» **Exercise**
Would you reproduce every record exactly, leaving out the pictures?

━━━━━━

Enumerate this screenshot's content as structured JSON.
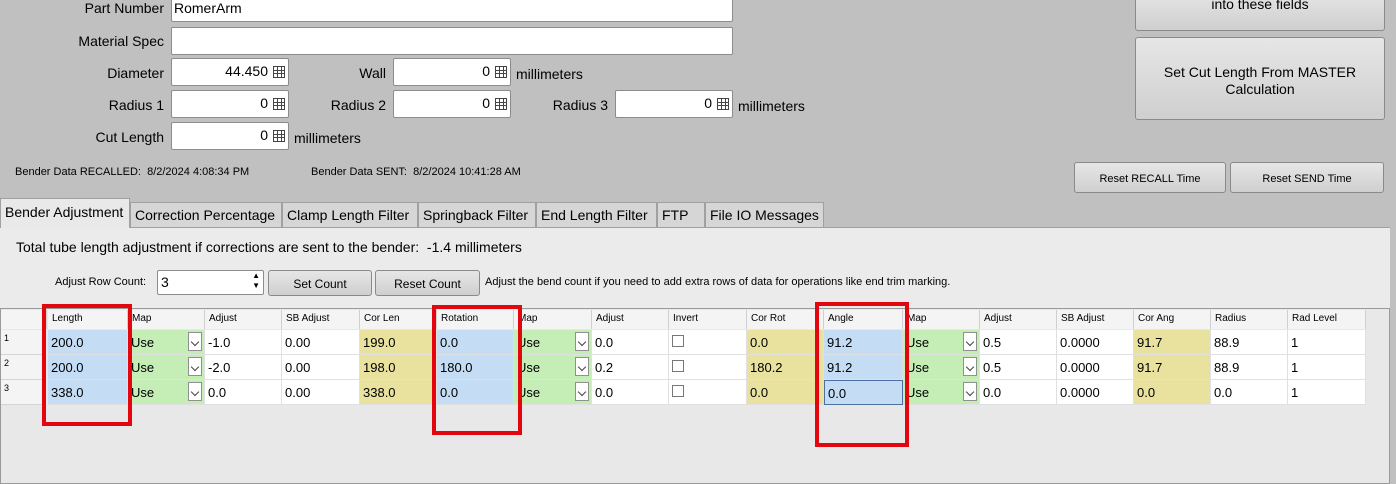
{
  "fields": {
    "part_number_label": "Part Number",
    "part_number_value": "RomerArm",
    "material_spec_label": "Material Spec",
    "material_spec_value": "",
    "diameter_label": "Diameter",
    "diameter_value": "44.450",
    "wall_label": "Wall",
    "wall_value": "0",
    "wall_unit": "millimeters",
    "radius1_label": "Radius 1",
    "radius1_value": "0",
    "radius2_label": "Radius 2",
    "radius2_value": "0",
    "radius3_label": "Radius 3",
    "radius3_value": "0",
    "radius_unit": "millimeters",
    "cut_length_label": "Cut Length",
    "cut_length_value": "0",
    "cut_length_unit": "millimeters"
  },
  "buttons": {
    "top_partial": "into these fields",
    "set_cut_length": "Set Cut Length From MASTER Calculation",
    "reset_recall": "Reset RECALL Time",
    "reset_send": "Reset SEND Time",
    "set_count": "Set Count",
    "reset_count": "Reset Count"
  },
  "status": {
    "recalled_label": "Bender Data RECALLED:",
    "recalled_value": "8/2/2024 4:08:34 PM",
    "sent_label": "Bender Data SENT:",
    "sent_value": "8/2/2024 10:41:28 AM"
  },
  "tabs": [
    "Bender Adjustment",
    "Correction Percentage",
    "Clamp Length Filter",
    "Springback Filter",
    "End Length Filter",
    "FTP",
    "File IO Messages"
  ],
  "panel": {
    "total_label": "Total tube length adjustment if corrections are sent to the bender:",
    "total_value": "-1.4",
    "total_unit": "millimeters",
    "row_count_label": "Adjust Row Count:",
    "row_count_value": "3",
    "help_text": "Adjust the bend count if you need to add extra rows of data for operations like end trim marking."
  },
  "grid": {
    "headers": [
      "Length",
      "Map",
      "Adjust",
      "SB Adjust",
      "Cor Len",
      "Rotation",
      "Map",
      "Adjust",
      "Invert",
      "Cor Rot",
      "Angle",
      "Map",
      "Adjust",
      "SB Adjust",
      "Cor Ang",
      "Radius",
      "Rad Level"
    ],
    "rows": [
      {
        "num": "1",
        "cells": [
          "200.0",
          "Use",
          "-1.0",
          "0.00",
          "199.0",
          "0.0",
          "Use",
          "0.0",
          "",
          "0.0",
          "91.2",
          "Use",
          "0.5",
          "0.0000",
          "91.7",
          "88.9",
          "1"
        ]
      },
      {
        "num": "2",
        "cells": [
          "200.0",
          "Use",
          "-2.0",
          "0.00",
          "198.0",
          "180.0",
          "Use",
          "0.2",
          "",
          "180.2",
          "91.2",
          "Use",
          "0.5",
          "0.0000",
          "91.7",
          "88.9",
          "1"
        ]
      },
      {
        "num": "3",
        "cells": [
          "338.0",
          "Use",
          "0.0",
          "0.00",
          "338.0",
          "0.0",
          "Use",
          "0.0",
          "",
          "0.0",
          "0.0",
          "Use",
          "0.0",
          "0.0000",
          "0.0",
          "0.0",
          "1"
        ]
      }
    ]
  },
  "colors": {
    "highlight_red": "#e3060f",
    "blue_cell": "#c4ddf4",
    "green_cell": "#c5eeb6",
    "yellow_cell": "#e9e29e"
  }
}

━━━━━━

» **Answer section**
Enumerate this screenshot's content as structured JSON.
{
  "fields": {
    "part_number_label": "Part Number",
    "part_number_value": "RomerArm",
    "material_spec_label": "Material Spec",
    "material_spec_value": "",
    "diameter_label": "Diameter",
    "diameter_value": "44.450",
    "wall_label": "Wall",
    "wall_value": "0",
    "wall_unit": "millimeters",
    "radius1_label": "Radius 1",
    "radius1_value": "0",
    "radius2_label": "Radius 2",
    "radius2_value": "0",
    "radius3_label": "Radius 3",
    "radius3_value": "0",
    "radius_unit": "millimeters",
    "cut_length_label": "Cut Length",
    "cut_length_value": "0",
    "cut_length_unit": "millimeters"
  },
  "buttons": {
    "top_partial": "into these fields",
    "set_cut_length": "Set Cut Length From MASTER Calculation",
    "reset_recall": "Reset RECALL Time",
    "reset_send": "Reset SEND Time",
    "set_count": "Set Count",
    "reset_count": "Reset Count"
  },
  "status": {
    "recalled_label": "Bender Data RECALLED:",
    "recalled_value": "8/2/2024 4:08:34 PM",
    "sent_label": "Bender Data SENT:",
    "sent_value": "8/2/2024 10:41:28 AM"
  },
  "tabs": [
    "Bender Adjustment",
    "Correction Percentage",
    "Clamp Length Filter",
    "Springback Filter",
    "End Length Filter",
    "FTP",
    "File IO Messages"
  ],
  "panel": {
    "total_label": "Total tube length adjustment if corrections are sent to the bender:",
    "total_value": "-1.4",
    "total_unit": "millimeters",
    "row_count_label": "Adjust Row Count:",
    "row_count_value": "3",
    "help_text": "Adjust the bend count if you need to add extra rows of data for operations like end trim marking."
  },
  "grid": {
    "headers": [
      "Length",
      "Map",
      "Adjust",
      "SB Adjust",
      "Cor Len",
      "Rotation",
      "Map",
      "Adjust",
      "Invert",
      "Cor Rot",
      "Angle",
      "Map",
      "Adjust",
      "SB Adjust",
      "Cor Ang",
      "Radius",
      "Rad Level"
    ],
    "rows": [
      {
        "num": "1",
        "cells": [
          "200.0",
          "Use",
          "-1.0",
          "0.00",
          "199.0",
          "0.0",
          "Use",
          "0.0",
          "",
          "0.0",
          "91.2",
          "Use",
          "0.5",
          "0.0000",
          "91.7",
          "88.9",
          "1"
        ]
      },
      {
        "num": "2",
        "cells": [
          "200.0",
          "Use",
          "-2.0",
          "0.00",
          "198.0",
          "180.0",
          "Use",
          "0.2",
          "",
          "180.2",
          "91.2",
          "Use",
          "0.5",
          "0.0000",
          "91.7",
          "88.9",
          "1"
        ]
      },
      {
        "num": "3",
        "cells": [
          "338.0",
          "Use",
          "0.0",
          "0.00",
          "338.0",
          "0.0",
          "Use",
          "0.0",
          "",
          "0.0",
          "0.0",
          "Use",
          "0.0",
          "0.0000",
          "0.0",
          "0.0",
          "1"
        ]
      }
    ]
  },
  "colors": {
    "highlight_red": "#e3060f",
    "blue_cell": "#c4ddf4",
    "green_cell": "#c5eeb6",
    "yellow_cell": "#e9e29e"
  }
}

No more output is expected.